My counter-points follow … (yes, originally written back in July, I didn’t post them here then)
Your article today was great for the traditional student. For a non-traditional student who worked her way through college & grad school – and ultimately has 15 years of professional experience (and probably a family) by the time she has a masters degree and is applying for a PhD program – the “first job out of college” is also likely the job that got her through to graduation and there are some very challenging loyalty land-mines awaiting her.
1. This job probably helped you with tuition assistance
– if you start looking you know that you’ll have to pay back that tuition assistance – and the company knows that, so finishing your masters might not be worth nearly as much as it would be to another organization BUT that other organization is going to have to give you a signing bonus of about $15K to cover the tuition assistance AND the taxes on it (since tuition assistance programs are, if written & administered correctly, tax free benefits to employees unless they depart before it’s paid back).
2. After investing so much time, energy, and money into a career and its accompanying education, if you decide you’re not going to spend the rest of your professional life doing what you’ve just finished educating
yourself to do you’re in a Catch-22: starting over in a new field can be a costly proposition, but 15 years of experience might not be enough to become a consultant. Writing your resume will be a challenge.
3. The classic Nice Girls Don’t Get the Corner Office
and Play Like a Man, Win Like a Woman
advice applies: if you’ve been with an organization long enough to get through grad school, chances are you’ve
(a) been pigeon-holed – which may limit your advancement and/or may have caused someone above you to get in the unprofessional, but real, habit of treating you like a kid because, despite being in your early 30’s, they think of you as a student
(b) been auditioning as a “professional” every day – which means that those mornings when you weren’t on your game because you were up all night writing a paper OR with a sick child OR with a far away family member in need of a shoulder, your boss (and all your colleagues) noticed that you weren’t on your game and – because it’s business, not personal – they don’t care WHY, they just care that you are.
(c) in a multi-generational office, exceeded the educational attainment of anyone who didn’t have to pay their dues in a lousy economy – which digs up the education + experience vs experience squared work-place conundrum
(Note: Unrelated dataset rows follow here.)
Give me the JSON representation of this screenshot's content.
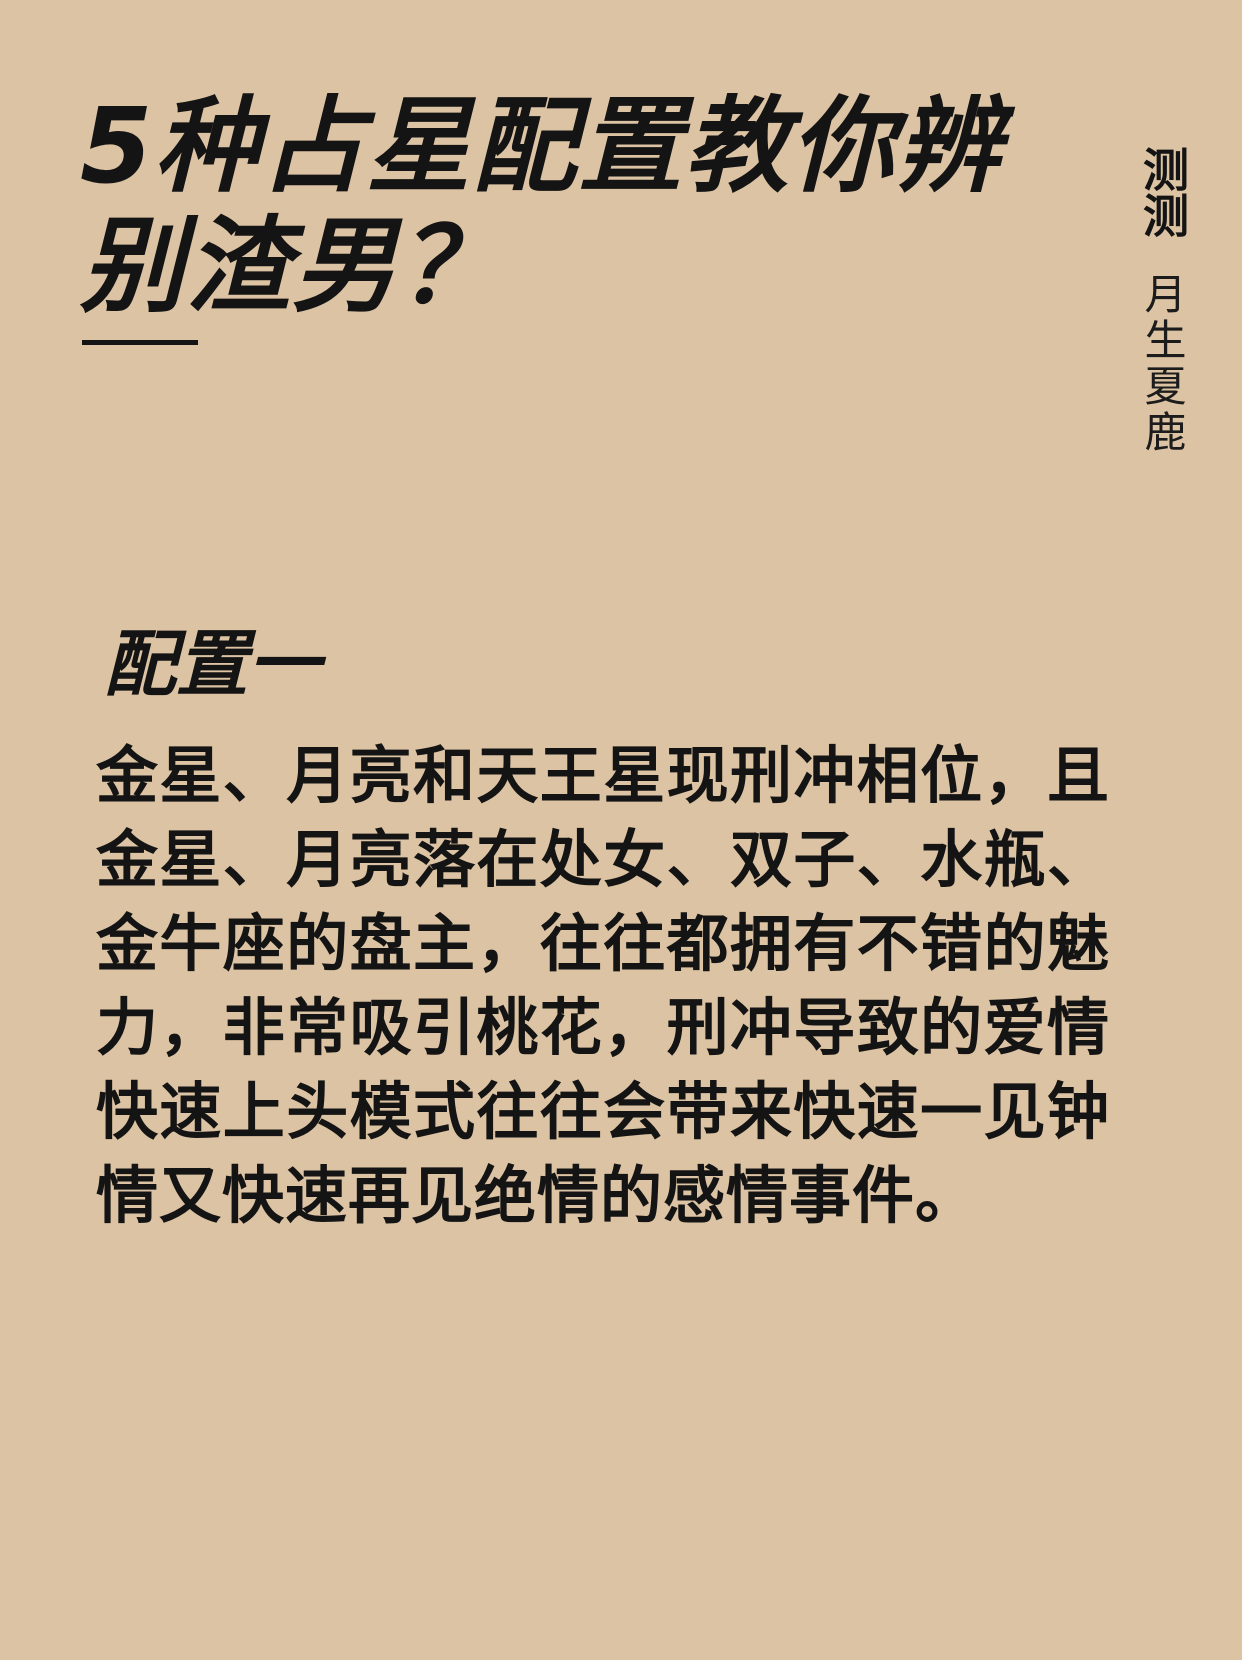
{
  "title": "5种占星配置教你辨别渣男？",
  "side": {
    "tag": "测测",
    "author": "月生夏鹿"
  },
  "section": {
    "heading": "配置一",
    "body": "金星、月亮和天王星现刑冲相位，且金星、月亮落在处女、双子、水瓶、金牛座的盘主，往往都拥有不错的魅力，非常吸引桃花，刑冲导致的爱情快速上头模式往往会带来快速一见钟情又快速再见绝情的感情事件。"
  },
  "colors": {
    "background": "#dcc3a3",
    "text": "#141414"
  }
}
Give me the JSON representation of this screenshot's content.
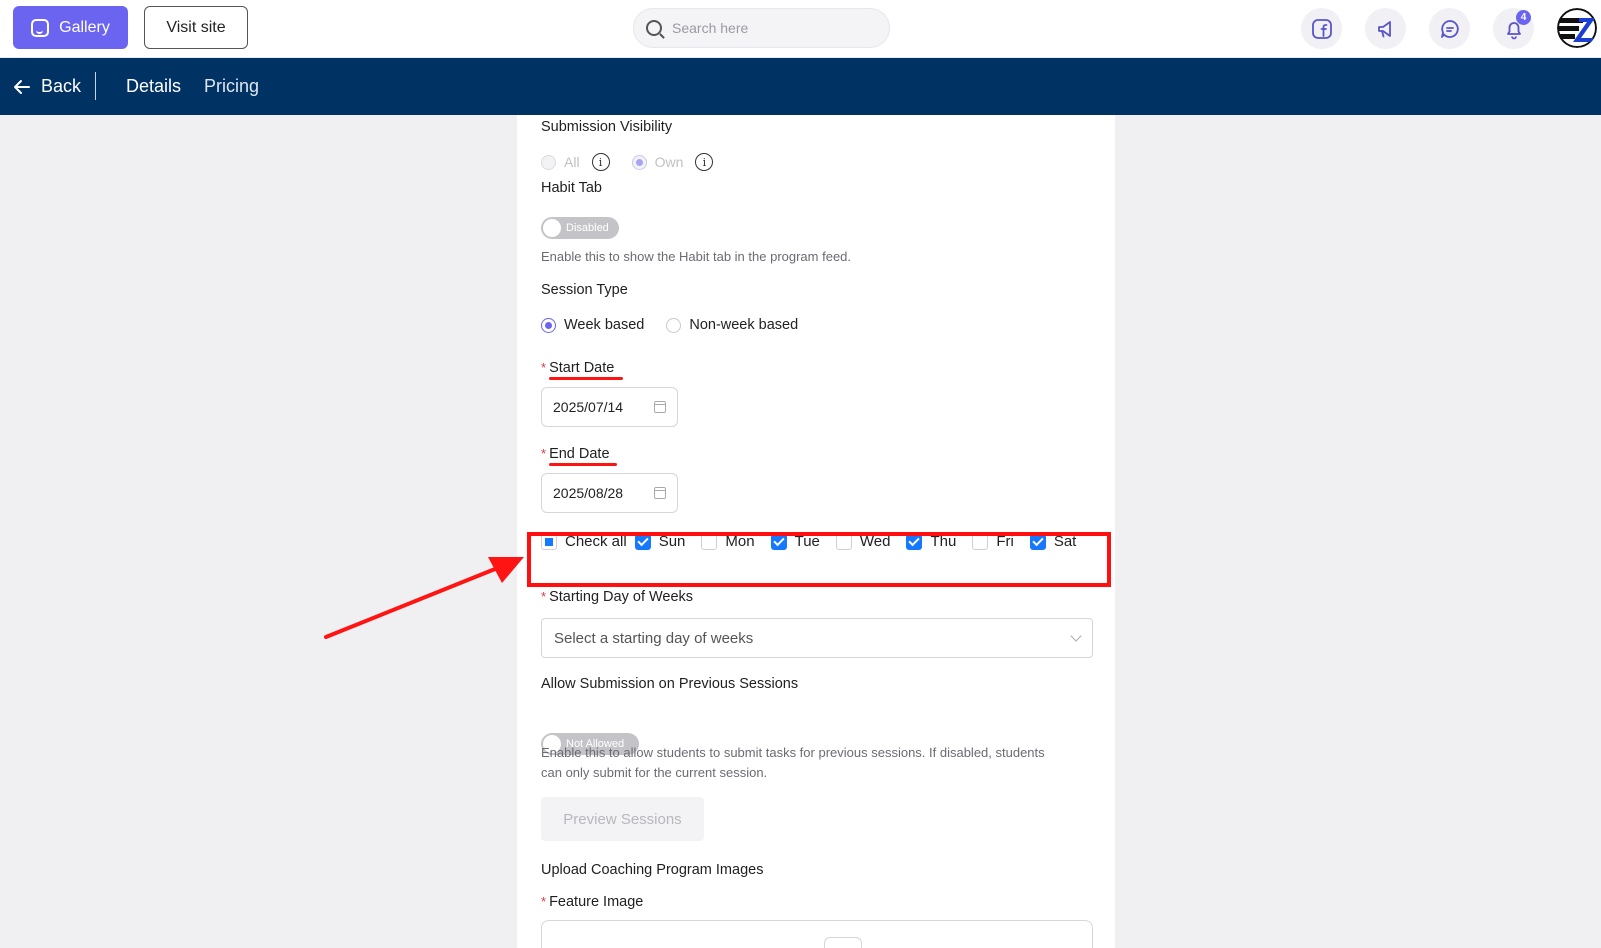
{
  "topbar": {
    "gallery_label": "Gallery",
    "visit_label": "Visit site",
    "search_placeholder": "Search here",
    "notification_count": "4"
  },
  "navbar": {
    "back_label": "Back",
    "tabs": [
      {
        "label": "Details"
      },
      {
        "label": "Pricing"
      }
    ]
  },
  "form": {
    "submission_visibility": {
      "label": "Submission Visibility",
      "options": [
        "All",
        "Own"
      ],
      "selected": "Own"
    },
    "habit_tab": {
      "label": "Habit Tab",
      "toggle_text": "Disabled",
      "help": "Enable this to show the Habit tab in the program feed."
    },
    "session_type": {
      "label": "Session Type",
      "options": [
        "Week based",
        "Non-week based"
      ],
      "selected": "Week based"
    },
    "start_date": {
      "label": "Start Date",
      "value": "2025/07/14"
    },
    "end_date": {
      "label": "End Date",
      "value": "2025/08/28"
    },
    "days": {
      "check_all_label": "Check all",
      "items": [
        {
          "label": "Sun",
          "checked": true
        },
        {
          "label": "Mon",
          "checked": false
        },
        {
          "label": "Tue",
          "checked": true
        },
        {
          "label": "Wed",
          "checked": false
        },
        {
          "label": "Thu",
          "checked": true
        },
        {
          "label": "Fri",
          "checked": false
        },
        {
          "label": "Sat",
          "checked": true
        }
      ]
    },
    "starting_day": {
      "label": "Starting Day of Weeks",
      "placeholder": "Select a starting day of weeks"
    },
    "allow_previous": {
      "label": "Allow Submission on Previous Sessions",
      "toggle_text": "Not Allowed",
      "help_line1": "Enable this to allow students to submit tasks for previous sessions. If disabled, students",
      "help_line2": "can only submit for the current session."
    },
    "preview_label": "Preview Sessions",
    "upload_heading": "Upload Coaching Program Images",
    "feature_image_label": "Feature Image"
  },
  "colors": {
    "accent": "#6b64f0",
    "navbar": "#003263",
    "annotation": "#ff0f0f",
    "checkbox": "#1677ff"
  }
}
4. If you used student loans to achieve your academic goals, you’re suddenly taking home a lot less money unless you got a $12K/year raise – but you’re still responsible for maintaining a professional appearance
5. If grad school created a significant change in your weight, you need to get the weight back off while maintaining a wardrobe that fits & is professional, without showing up at work looking like you just ran out of the gym every morning.
6. Colleagues will assume – erroneously – that now that you’re done with school, you have an over-abundance of free-time. This is false – that free-time is now going to be dedicated to the things you put off while in school – the gym, a tidy home, hobbies, getting more than 3 hours of sleep per night, etc.
7. The new skills you attained while achieving a state-of-the-art education won’t be appreciated by those whose education ended the year Nixon & Ford served as POTUS
. These people are (a) old enough to be your parents, (b) above you in the food chain, (c) not going to retire for another 5-12 years. This will be a challenge to your ongoing professionalism.
8. If you look for something new after finishing grad school while working somewhere, you will face the awkward question “why are you leaving your current position”. It’s egregiously unprofessional to say “just because”. It’s fruitless to say “because I wanted to see what the market had to offer now that the economy has recovered”. If you were only at the position for long enough to finish your education, prospective employers are going to know that you used the benefits package as a spring-board to achieving a goal, and this creates some questions about your character. If, while working through school, you relocated – whether because of family, academic or economic reasons – the question is further complicated.
9. The questions you get asked in interviews will make you realize that you’re the only person in the room who has been balancing school and a profession in the recent past – “Tell us a time when you exceeded all expectations” isn’t a question that’s begging for “well I worked full time while raising a family and maintaining a 3.85 GPA for the past X years to achieve my goals” … partly because you have no idea what the GPAs
of the interviewers were, and partly because they want to know about your professionalism, not your sleep deprivation.
10. If you managed to work full-time while being in school full-time and having a family, chances are you finished your academic work
at least partly online – and you’re not in your early 20’s. There is still a pall cast upon non-traditional students and online programs by those who feel that college should be (or is) a 4 year residential season of your life between the ages of 18 and 22. You’ll need to find someone above you in the food chain at your employer who completed the same program, from the same university, to mentor you through the slalom of being a new-graduate with more than a decade of experience.